A recent study concluded that by 2047, average yearly temperatures in South Carolina will be consistently higher than in any year since 1860 because of climate change. If emissions of carbon dioxide and other gases continue to increase worldwide, South Carolina’s climate would be subtropical by that year.
Some might not be alarmed that South Carolina might have weather similar to Brazil’s in about 30 years. But the change would bring a variety of unpleasant changes, such as more heat-related deaths, stunted agriculture, the rise of tropical diseases such as mosquito-borne Dengue fever and harm to wildlife, particularly aquatic animals such as striped bass and brown shrimp.
Another example, the Eastern brook trout, is plentiful in Upstate streams where water temperatures usually are below 70 degrees. But the fish can’t tolerate water much warmer than that, and if streams heat up as a result of climate change, brook trout will leave South Carolina and head north.
Critics might say that pegging the change in South Carolina and elsewhere around the world to a specific year is both scientifically impossible and alarmist. But University of Hawaii scientists who conducted the study wanted people to be aware that the threat of climate change isn’t generations away; it’s just around the corner.
They do say, however, that if emissions are reduced, the year of what they call “climate departure” could be as late as 2069. But they also stress that skeptics are not likely to have to wait that long to see the results of climate change because countries farther south will experience the changes much sooner.

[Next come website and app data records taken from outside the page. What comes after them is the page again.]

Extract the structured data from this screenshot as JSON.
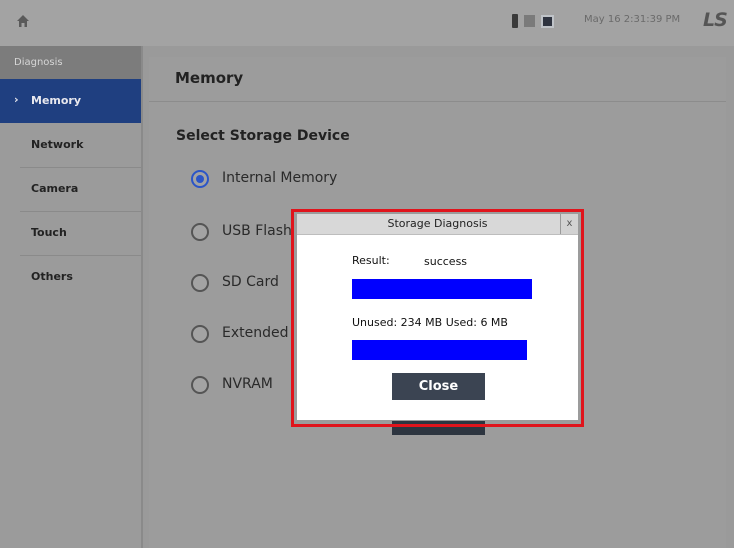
{
  "topbar": {
    "home_icon": "home-icon",
    "status_icons": [
      "usb-icon",
      "sd-card-icon",
      "network-icon"
    ],
    "datetime": "May 16 2:31:39 PM",
    "brand": "LS"
  },
  "sidebar": {
    "header": "Diagnosis",
    "items": [
      {
        "label": "Memory",
        "active": true
      },
      {
        "label": "Network",
        "active": false
      },
      {
        "label": "Camera",
        "active": false
      },
      {
        "label": "Touch",
        "active": false
      },
      {
        "label": "Others",
        "active": false
      }
    ]
  },
  "main": {
    "title": "Memory",
    "section_title": "Select Storage Device",
    "options": [
      {
        "label": "Internal Memory",
        "selected": true
      },
      {
        "label": "USB Flash",
        "selected": false
      },
      {
        "label": "SD Card",
        "selected": false
      },
      {
        "label": "Extended",
        "selected": false
      },
      {
        "label": "NVRAM",
        "selected": false
      }
    ]
  },
  "dialog": {
    "title": "Storage Diagnosis",
    "close_x": "x",
    "result_label": "Result:",
    "result_value": "success",
    "usage": "Unused: 234 MB Used: 6 MB",
    "close_button": "Close"
  },
  "colors": {
    "highlight": "#e0141c",
    "bar": "#0000ff",
    "active_nav": "#1f3f80",
    "radio_selected": "#2b55c7"
  }
}
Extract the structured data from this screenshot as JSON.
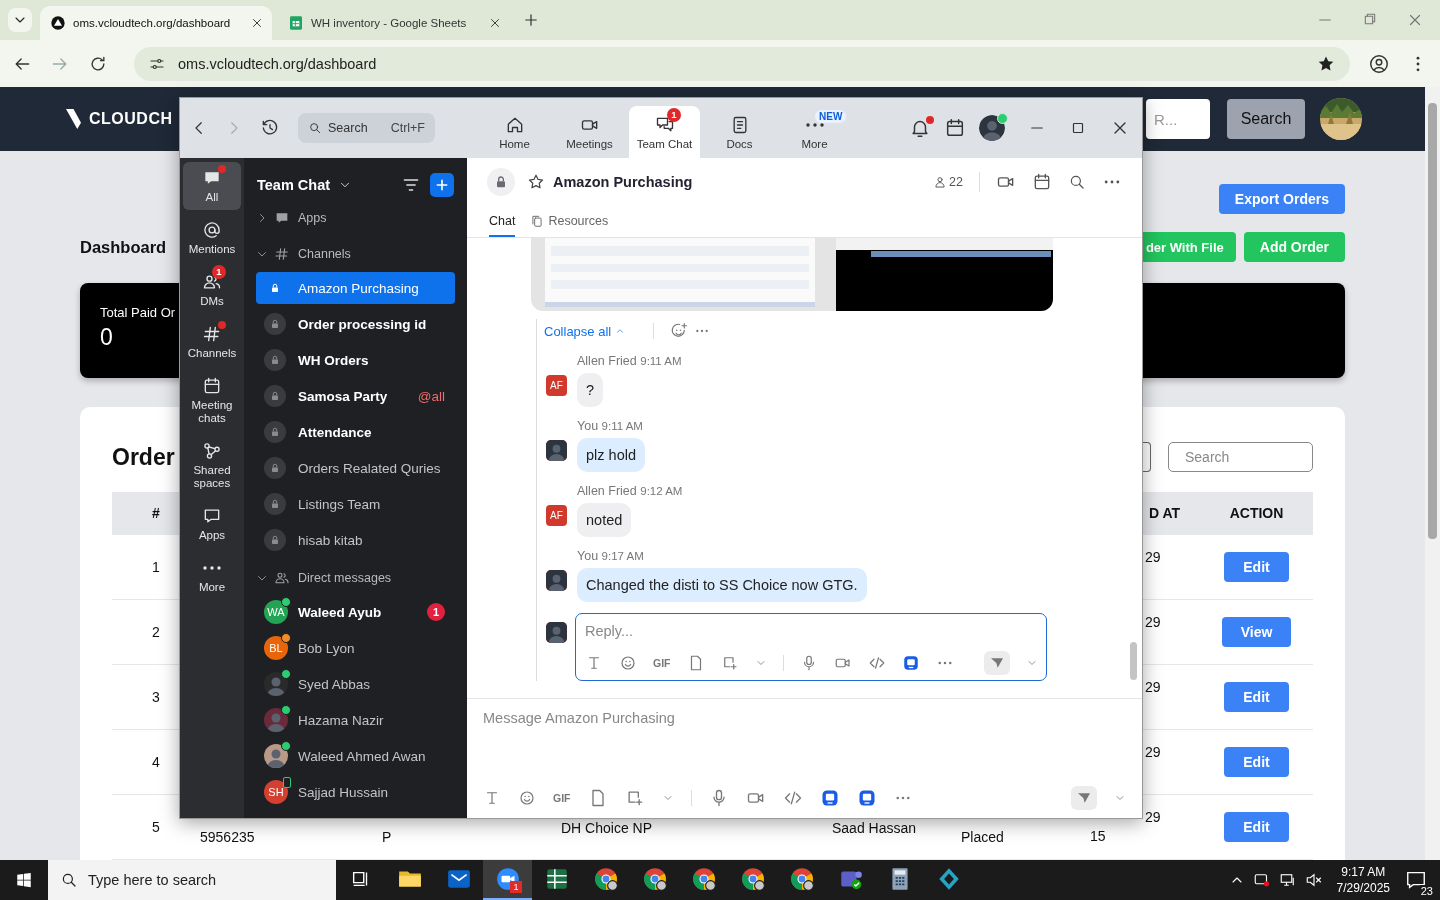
{
  "browser": {
    "tabs": [
      {
        "title": "oms.vcloudtech.org/dashboard",
        "selected": true
      },
      {
        "title": "WH inventory - Google Sheets",
        "selected": false
      }
    ],
    "address": "oms.vcloudtech.org/dashboard",
    "bookmarked": true
  },
  "dashboard": {
    "logo": "CLOUDCH",
    "header_search": {
      "placeholder": "R..."
    },
    "search_button": "Search",
    "title": "Dashboard",
    "buttons": [
      {
        "label": "Export Orders",
        "kind": "primary"
      },
      {
        "label": "der With File",
        "kind": "success"
      },
      {
        "label": "Add Order",
        "kind": "success"
      }
    ],
    "stat": {
      "label": "Total Paid Or",
      "value": "0"
    },
    "orders": {
      "title": "Order",
      "search": {
        "placeholder": "Search"
      },
      "columns": {
        "index": "#",
        "column_7": "D AT",
        "action": "ACTION"
      },
      "rows": [
        {
          "index": "1",
          "date": "29",
          "action": "Edit"
        },
        {
          "index": "2",
          "date": "29",
          "action": "View"
        },
        {
          "index": "3",
          "date": "29",
          "action": "Edit"
        },
        {
          "index": "4",
          "date": "29",
          "action": "Edit"
        },
        {
          "index": "5",
          "column_2": "5956235",
          "column_3": "P",
          "column_4": "DH Choice NP",
          "column_5": "Saad Hassan",
          "column_6": "Placed",
          "date": "29",
          "date_line_2": "15",
          "action": "Edit"
        }
      ]
    }
  },
  "zoom": {
    "titlebar": {
      "search": {
        "placeholder": "Search",
        "shortcut": "Ctrl+F"
      },
      "tabs": [
        {
          "label": "Home",
          "selected": false
        },
        {
          "label": "Meetings",
          "selected": false
        },
        {
          "label": "Team Chat",
          "selected": true,
          "badge": "1"
        },
        {
          "label": "Docs",
          "selected": false
        },
        {
          "label": "More",
          "selected": false,
          "tag": "NEW"
        }
      ],
      "notification_dot": true,
      "presence": {
        "kind": "dot",
        "color": "#2ecc71"
      }
    },
    "rail": [
      {
        "label": "All",
        "selected": true,
        "dot": true
      },
      {
        "label": "Mentions",
        "selected": false,
        "dot": false
      },
      {
        "label": "DMs",
        "selected": false,
        "dot": false,
        "badge": "1"
      },
      {
        "label": "Channels",
        "selected": false,
        "dot": true
      },
      {
        "label": "Meeting chats",
        "selected": false,
        "dot": false
      },
      {
        "label": "Shared spaces",
        "selected": false,
        "dot": false
      },
      {
        "label": "Apps",
        "selected": false,
        "dot": false
      },
      {
        "label": "More",
        "selected": false,
        "dot": false
      }
    ],
    "sidebar": {
      "title": "Team Chat",
      "sections": [
        {
          "label": "Apps",
          "expanded": false
        },
        {
          "label": "Channels",
          "expanded": true,
          "children": [
            {
              "name": "Amazon Purchasing",
              "selected": true,
              "unread": false
            },
            {
              "name": "Order processing id",
              "selected": false,
              "unread": true
            },
            {
              "name": "WH Orders",
              "selected": false,
              "unread": true
            },
            {
              "name": "Samosa Party",
              "selected": false,
              "unread": true,
              "mention": "@all"
            },
            {
              "name": "Attendance",
              "selected": false,
              "unread": true
            },
            {
              "name": "Orders Realated Quries",
              "selected": false,
              "unread": false
            },
            {
              "name": "Listings Team",
              "selected": false,
              "unread": false
            },
            {
              "name": "hisab kitab",
              "selected": false,
              "unread": false
            }
          ]
        },
        {
          "label": "Direct messages",
          "expanded": true,
          "children": [
            {
              "name": "Waleed Ayub",
              "initials": "WA",
              "color": "#23a455",
              "presence": {
                "kind": "dot",
                "color": "#2ecc71"
              },
              "selected": false,
              "unread": true,
              "badge": "1"
            },
            {
              "name": "Bob Lyon",
              "initials": "BL",
              "color": "#e8650a",
              "presence": {
                "kind": "dot",
                "color": "#f28c28"
              },
              "selected": false,
              "unread": false
            },
            {
              "name": "Syed Abbas",
              "color": "#2a2a2a",
              "presence": {
                "kind": "dot",
                "color": "#2ecc71"
              },
              "selected": false,
              "unread": false
            },
            {
              "name": "Hazama Nazir",
              "color": "#6b2a3a",
              "presence": {
                "kind": "dot",
                "color": "#2ecc71"
              },
              "selected": false,
              "unread": false
            },
            {
              "name": "Waleed Ahmed Awan",
              "color": "#b89a86",
              "presence": {
                "kind": "dot",
                "color": "#2ecc71"
              },
              "selected": false,
              "unread": false
            },
            {
              "name": "Sajjad Hussain",
              "initials": "SH",
              "color": "#d4402f",
              "presence": {
                "kind": "mobile",
                "color": "#2ecc71"
              },
              "selected": false,
              "unread": false
            }
          ]
        }
      ]
    },
    "chat": {
      "channel": "Amazon Purchasing",
      "members": "22",
      "tabs": [
        {
          "label": "Chat",
          "selected": true
        },
        {
          "label": "Resources",
          "selected": false
        }
      ],
      "collapse": "Collapse all",
      "messages": [
        {
          "sender": "Allen Fried",
          "time": "9:11 AM",
          "text": "?",
          "mine": false,
          "initials": "AF"
        },
        {
          "sender": "You",
          "time": "9:11 AM",
          "text": "plz hold",
          "mine": true
        },
        {
          "sender": "Allen Fried",
          "time": "9:12 AM",
          "text": "noted",
          "mine": false,
          "initials": "AF"
        },
        {
          "sender": "You",
          "time": "9:17 AM",
          "text": "Changed the disti to SS Choice now GTG.",
          "mine": true
        }
      ],
      "reply": {
        "placeholder": "Reply...",
        "gif": "GIF"
      },
      "composer": {
        "placeholder": "Message Amazon Purchasing",
        "gif": "GIF"
      }
    }
  },
  "taskbar": {
    "search": {
      "placeholder": "Type here to search"
    },
    "apps": [
      {
        "active": false
      },
      {
        "active": false
      },
      {
        "active": true,
        "badge": "1"
      },
      {
        "active": false
      },
      {
        "active": false
      },
      {
        "active": false
      },
      {
        "active": false
      },
      {
        "active": false
      },
      {
        "active": false
      },
      {
        "active": false
      },
      {
        "active": false
      },
      {
        "active": false
      }
    ],
    "time": "9:17 AM",
    "date": "7/29/2025",
    "notifications": "23"
  }
}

Parts of Indonesia, for example, should feel significant results from climate change by as early as 2020. In essence, countries at that latitude could serve as real-life laboratories, showing areas farther to the north what to expect in 2047.
The climate change deniers will dispute the findings of this report – and hundreds of others – warning of the harmful effects of climate change. They say there is no need to worry.
But ignoring the overwhelming scientific consensus isn’t being brave or independent. It’s being foolhardy.
There is no harm in becoming more energy efficient, the most productive way to reduce greenhouse gases. There is no harm in encouraging clean alternatives to the use of petrochemicals to produce energy. There is no harm in focusing research and ingenuity on ways to clean up the environment.
And there could be enormous payoffs, such as better health worldwide, less impact on plants and animals, fewer extreme weather incidents.
The harm is likely to come in doing nothing. Climate change is likely to affect not only the welfare of plants and animals but also global security and strategic alignments.
The ill effects of climate change – such as long-term drought and water shortages – already have been shown to increase tensions in areas where unrest is rampant. The Middle East, especially Egypt and Syria, provides plentiful examples of that.
Climate change isn’t a partisan issue. Sensible Americans need to unite in support of the best judgment of the scientific community, face this issue head on and be good stewards of the planet.
And we need to get started well before 2047.